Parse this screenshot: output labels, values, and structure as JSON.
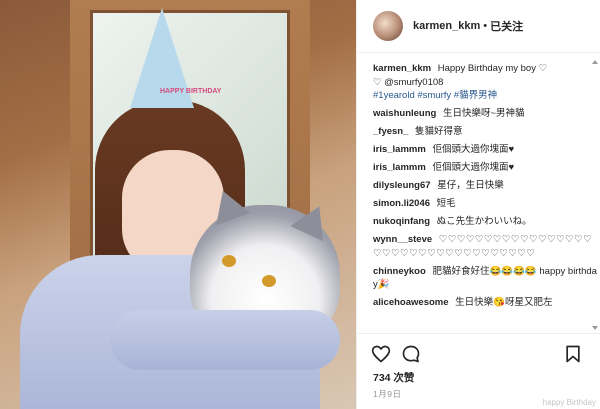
{
  "post": {
    "username": "karmen_kkm",
    "separator": "•",
    "follow_status": "已关注",
    "likes": "734 次赞",
    "date": "1月9日",
    "watermark": "happy Birthday"
  },
  "photo": {
    "hat_text": "HAPPY BIRTHDAY"
  },
  "comments": [
    {
      "user": "karmen_kkm",
      "text": "Happy Birthday my boy ♡",
      "extra": "♡ @smurfy0108",
      "tags": "#1yearold #smurfy #貓界男神"
    },
    {
      "user": "waishunleung",
      "text": "生日快樂呀~男神貓"
    },
    {
      "user": "_fyesn_",
      "text": "隻貓好得意"
    },
    {
      "user": "iris_lammm",
      "text": "佢個頭大過你塊面♥"
    },
    {
      "user": "iris_lammm",
      "text": "佢個頭大過你塊面♥"
    },
    {
      "user": "dilysleung67",
      "text": "星仔，生日快樂"
    },
    {
      "user": "simon.li2046",
      "text": "短毛"
    },
    {
      "user": "nukoqinfang",
      "text": "ぬこ先生かわいいね。"
    },
    {
      "user": "wynn__steve",
      "text": "♡♡♡♡♡♡♡♡♡♡♡♡♡♡♡♡♡♡♡♡♡♡♡♡♡♡♡♡♡♡♡♡♡♡♡"
    },
    {
      "user": "chinneykoo",
      "text": "肥貓好食好住😂😂😂😂 happy birthday🎉"
    },
    {
      "user": "alicehoawesome",
      "text": "生日快樂😘呀星又肥左"
    }
  ],
  "icons": {
    "like": "heart-icon",
    "comment": "comment-bubble-icon",
    "save": "bookmark-icon"
  }
}
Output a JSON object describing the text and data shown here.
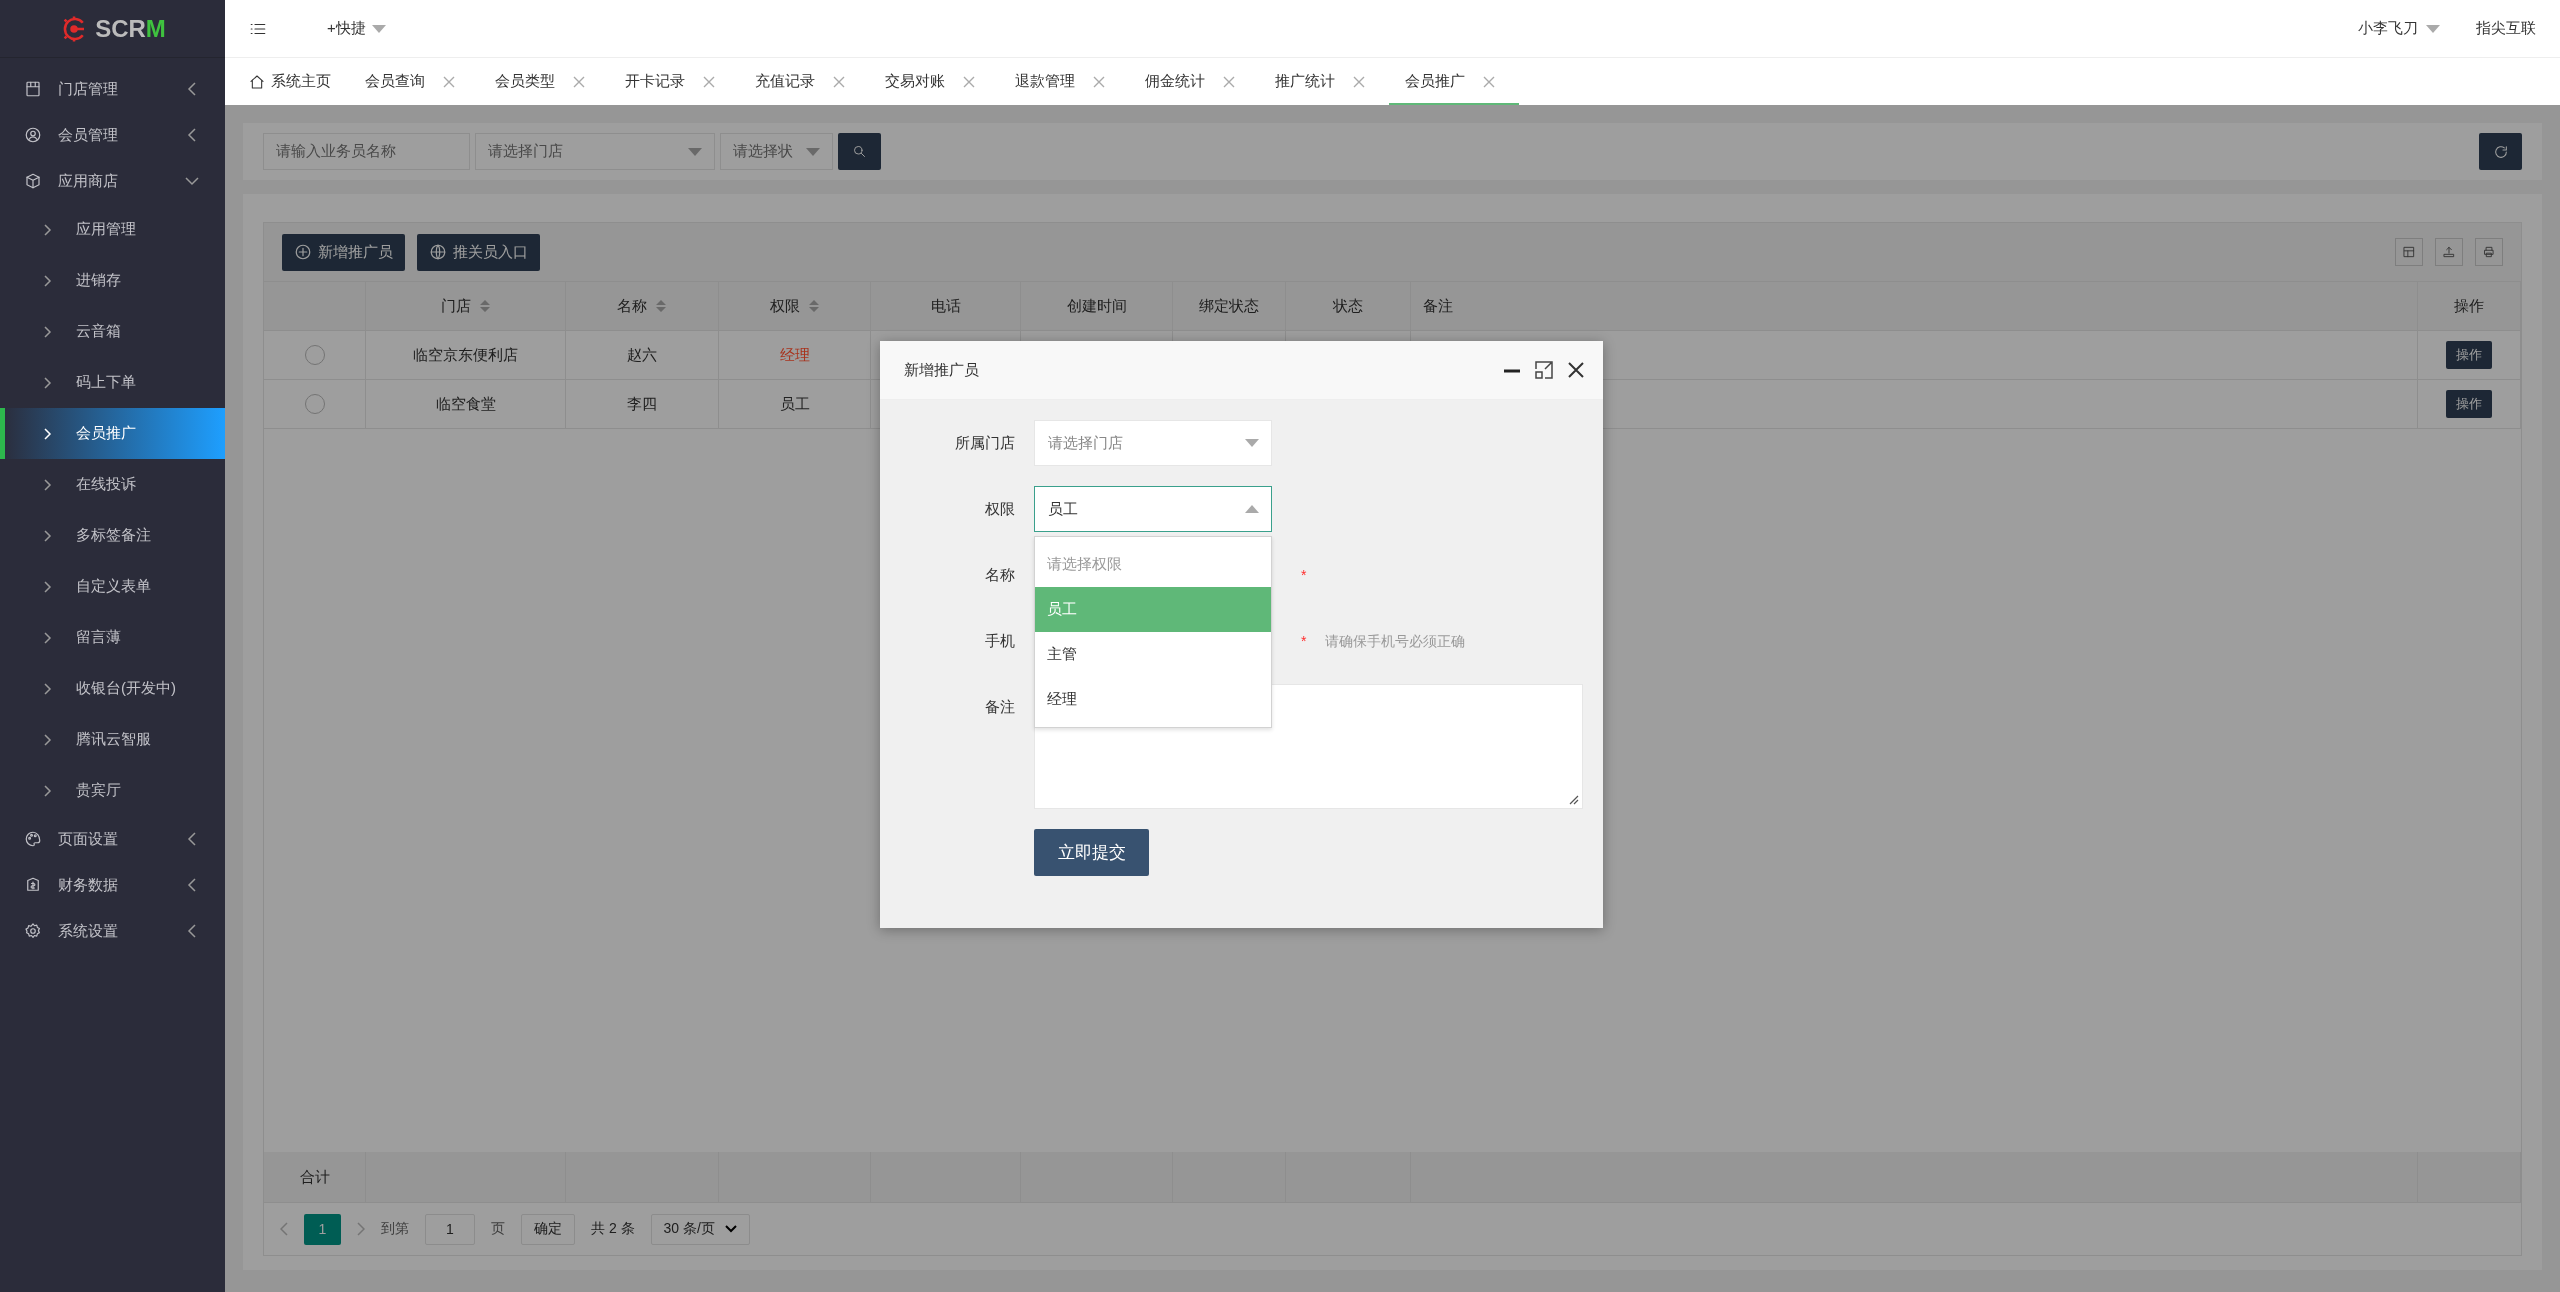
{
  "logo": {
    "text": "SCR",
    "accent": "M"
  },
  "sidebar": {
    "items": [
      {
        "label": "门店管理",
        "expanded": false
      },
      {
        "label": "会员管理",
        "expanded": false
      },
      {
        "label": "应用商店",
        "expanded": true,
        "children": [
          {
            "label": "应用管理",
            "selected": false
          },
          {
            "label": "进销存",
            "selected": false
          },
          {
            "label": "云音箱",
            "selected": false
          },
          {
            "label": "码上下单",
            "selected": false
          },
          {
            "label": "会员推广",
            "selected": true
          },
          {
            "label": "在线投诉",
            "selected": false
          },
          {
            "label": "多标签备注",
            "selected": false
          },
          {
            "label": "自定义表单",
            "selected": false
          },
          {
            "label": "留言薄",
            "selected": false
          },
          {
            "label": "收银台(开发中)",
            "selected": false
          },
          {
            "label": "腾讯云智服",
            "selected": false
          },
          {
            "label": "贵宾厅",
            "selected": false
          }
        ]
      },
      {
        "label": "页面设置",
        "expanded": false
      },
      {
        "label": "财务数据",
        "expanded": false
      },
      {
        "label": "系统设置",
        "expanded": false
      }
    ]
  },
  "topbar": {
    "quick": "+快捷",
    "user": "小李飞刀",
    "company": "指尖互联"
  },
  "tabs": [
    {
      "kind": "home",
      "label": "系统主页",
      "selected": false
    },
    {
      "kind": "page",
      "label": "会员查询",
      "selected": false
    },
    {
      "kind": "page",
      "label": "会员类型",
      "selected": false
    },
    {
      "kind": "page",
      "label": "开卡记录",
      "selected": false
    },
    {
      "kind": "page",
      "label": "充值记录",
      "selected": false
    },
    {
      "kind": "page",
      "label": "交易对账",
      "selected": false
    },
    {
      "kind": "page",
      "label": "退款管理",
      "selected": false
    },
    {
      "kind": "page",
      "label": "佣金统计",
      "selected": false
    },
    {
      "kind": "page",
      "label": "推广统计",
      "selected": false
    },
    {
      "kind": "page",
      "label": "会员推广",
      "selected": true
    }
  ],
  "search": {
    "name_placeholder": "请输入业务员名称",
    "store_placeholder": "请选择门店",
    "status_placeholder": "请选择状"
  },
  "toolbar": {
    "buttons": [
      {
        "kind": "add",
        "label": "新增推广员"
      },
      {
        "kind": "globe",
        "label": "推关员入口"
      }
    ]
  },
  "table": {
    "columns": [
      {
        "label": "门店",
        "sortable": true
      },
      {
        "label": "名称",
        "sortable": true
      },
      {
        "label": "权限",
        "sortable": true
      },
      {
        "label": "电话",
        "sortable": false
      },
      {
        "label": "创建时间",
        "sortable": false
      },
      {
        "label": "绑定状态",
        "sortable": false
      },
      {
        "label": "状态",
        "sortable": false
      },
      {
        "label": "备注",
        "sortable": false
      },
      {
        "label": "操作",
        "sortable": false
      }
    ],
    "rows": [
      {
        "selected": false,
        "store": "临空京东便利店",
        "name": "赵六",
        "role": "经理",
        "color": "#a8321c",
        "action": "操作"
      },
      {
        "selected": false,
        "store": "临空食堂",
        "name": "李四",
        "role": "员工",
        "color": "#222222",
        "action": "操作"
      }
    ],
    "total_label": "合计"
  },
  "pagination": {
    "pages": [
      {
        "label": "1",
        "selected": true
      }
    ],
    "goto": "到第",
    "page_input": "1",
    "page_unit": "页",
    "confirm": "确定",
    "total": "共 2 条",
    "page_size": "30 条/页"
  },
  "modal": {
    "title": "新增推广员",
    "fields": [
      {
        "kind": "select",
        "label": "所属门店",
        "placeholder": "请选择门店",
        "open": false
      },
      {
        "kind": "select",
        "label": "权限",
        "value": "员工",
        "open": true,
        "options": [
          {
            "kind": "placeholder",
            "label": "请选择权限",
            "selected": false
          },
          {
            "kind": "option",
            "label": "员工",
            "selected": true
          },
          {
            "kind": "option",
            "label": "主管",
            "selected": false
          },
          {
            "kind": "option",
            "label": "经理",
            "selected": false
          }
        ]
      },
      {
        "kind": "input",
        "label": "名称",
        "mark": "*"
      },
      {
        "kind": "input",
        "label": "手机",
        "mark": "*",
        "hint": "请确保手机号必须正确"
      },
      {
        "kind": "textarea",
        "label": "备注"
      }
    ],
    "submit": "立即提交"
  }
}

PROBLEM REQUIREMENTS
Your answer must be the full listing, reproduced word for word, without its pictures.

ANSWER BELOW
Parse this screenshot: output labels, values, and structure as JSON.
{
  "post": {
    "username": "karmen_kkm",
    "separator": "•",
    "follow_status": "已关注",
    "likes": "734 次赞",
    "date": "1月9日",
    "watermark": "happy Birthday"
  },
  "photo": {
    "hat_text": "HAPPY BIRTHDAY"
  },
  "comments": [
    {
      "user": "karmen_kkm",
      "text": "Happy Birthday my boy ♡",
      "extra": "♡ @smurfy0108",
      "tags": "#1yearold #smurfy #貓界男神"
    },
    {
      "user": "waishunleung",
      "text": "生日快樂呀~男神貓"
    },
    {
      "user": "_fyesn_",
      "text": "隻貓好得意"
    },
    {
      "user": "iris_lammm",
      "text": "佢個頭大過你塊面♥"
    },
    {
      "user": "iris_lammm",
      "text": "佢個頭大過你塊面♥"
    },
    {
      "user": "dilysleung67",
      "text": "星仔，生日快樂"
    },
    {
      "user": "simon.li2046",
      "text": "短毛"
    },
    {
      "user": "nukoqinfang",
      "text": "ぬこ先生かわいいね。"
    },
    {
      "user": "wynn__steve",
      "text": "♡♡♡♡♡♡♡♡♡♡♡♡♡♡♡♡♡♡♡♡♡♡♡♡♡♡♡♡♡♡♡♡♡♡♡"
    },
    {
      "user": "chinneykoo",
      "text": "肥貓好食好住😂😂😂😂 happy birthday🎉"
    },
    {
      "user": "alicehoawesome",
      "text": "生日快樂😘呀星又肥左"
    }
  ],
  "icons": {
    "like": "heart-icon",
    "comment": "comment-bubble-icon",
    "save": "bookmark-icon"
  }
}
Output a JSON object describing the text and data shown here.
{
  "logo": {
    "text": "SCR",
    "accent": "M"
  },
  "sidebar": {
    "items": [
      {
        "label": "门店管理",
        "expanded": false
      },
      {
        "label": "会员管理",
        "expanded": false
      },
      {
        "label": "应用商店",
        "expanded": true,
        "children": [
          {
            "label": "应用管理",
            "selected": false
          },
          {
            "label": "进销存",
            "selected": false
          },
          {
            "label": "云音箱",
            "selected": false
          },
          {
            "label": "码上下单",
            "selected": false
          },
          {
            "label": "会员推广",
            "selected": true
          },
          {
            "label": "在线投诉",
            "selected": false
          },
          {
            "label": "多标签备注",
            "selected": false
          },
          {
            "label": "自定义表单",
            "selected": false
          },
          {
            "label": "留言薄",
            "selected": false
          },
          {
            "label": "收银台(开发中)",
            "selected": false
          },
          {
            "label": "腾讯云智服",
            "selected": false
          },
          {
            "label": "贵宾厅",
            "selected": false
          }
        ]
      },
      {
        "label": "页面设置",
        "expanded": false
      },
      {
        "label": "财务数据",
        "expanded": false
      },
      {
        "label": "系统设置",
        "expanded": false
      }
    ]
  },
  "topbar": {
    "quick": "+快捷",
    "user": "小李飞刀",
    "company": "指尖互联"
  },
  "tabs": [
    {
      "kind": "home",
      "label": "系统主页",
      "selected": false
    },
    {
      "kind": "page",
      "label": "会员查询",
      "selected": false
    },
    {
      "kind": "page",
      "label": "会员类型",
      "selected": false
    },
    {
      "kind": "page",
      "label": "开卡记录",
      "selected": false
    },
    {
      "kind": "page",
      "label": "充值记录",
      "selected": false
    },
    {
      "kind": "page",
      "label": "交易对账",
      "selected": false
    },
    {
      "kind": "page",
      "label": "退款管理",
      "selected": false
    },
    {
      "kind": "page",
      "label": "佣金统计",
      "selected": false
    },
    {
      "kind": "page",
      "label": "推广统计",
      "selected": false
    },
    {
      "kind": "page",
      "label": "会员推广",
      "selected": true
    }
  ],
  "search": {
    "name_placeholder": "请输入业务员名称",
    "store_placeholder": "请选择门店",
    "status_placeholder": "请选择状"
  },
  "toolbar": {
    "buttons": [
      {
        "kind": "add",
        "label": "新增推广员"
      },
      {
        "kind": "globe",
        "label": "推关员入口"
      }
    ]
  },
  "table": {
    "columns": [
      {
        "label": "门店",
        "sortable": true
      },
      {
        "label": "名称",
        "sortable": true
      },
      {
        "label": "权限",
        "sortable": true
      },
      {
        "label": "电话",
        "sortable": false
      },
      {
        "label": "创建时间",
        "sortable": false
      },
      {
        "label": "绑定状态",
        "sortable": false
      },
      {
        "label": "状态",
        "sortable": false
      },
      {
        "label": "备注",
        "sortable": false
      },
      {
        "label": "操作",
        "sortable": false
      }
    ],
    "rows": [
      {
        "selected": false,
        "store": "临空京东便利店",
        "name": "赵六",
        "role": "经理",
        "color": "#a8321c",
        "action": "操作"
      },
      {
        "selected": false,
        "store": "临空食堂",
        "name": "李四",
        "role": "员工",
        "color": "#222222",
        "action": "操作"
      }
    ],
    "total_label": "合计"
  },
  "pagination": {
    "pages": [
      {
        "label": "1",
        "selected": true
      }
    ],
    "goto": "到第",
    "page_input": "1",
    "page_unit": "页",
    "confirm": "确定",
    "total": "共 2 条",
    "page_size": "30 条/页"
  },
  "modal": {
    "title": "新增推广员",
    "fields": [
      {
        "kind": "select",
        "label": "所属门店",
        "placeholder": "请选择门店",
        "open": false
      },
      {
        "kind": "select",
        "label": "权限",
        "value": "员工",
        "open": true,
        "options": [
          {
            "kind": "placeholder",
            "label": "请选择权限",
            "selected": false
          },
          {
            "kind": "option",
            "label": "员工",
            "selected": true
          },
          {
            "kind": "option",
            "label": "主管",
            "selected": false
          },
          {
            "kind": "option",
            "label": "经理",
            "selected": false
          }
        ]
      },
      {
        "kind": "input",
        "label": "名称",
        "mark": "*"
      },
      {
        "kind": "input",
        "label": "手机",
        "mark": "*",
        "hint": "请确保手机号必须正确"
      },
      {
        "kind": "textarea",
        "label": "备注"
      }
    ],
    "submit": "立即提交"
  }
}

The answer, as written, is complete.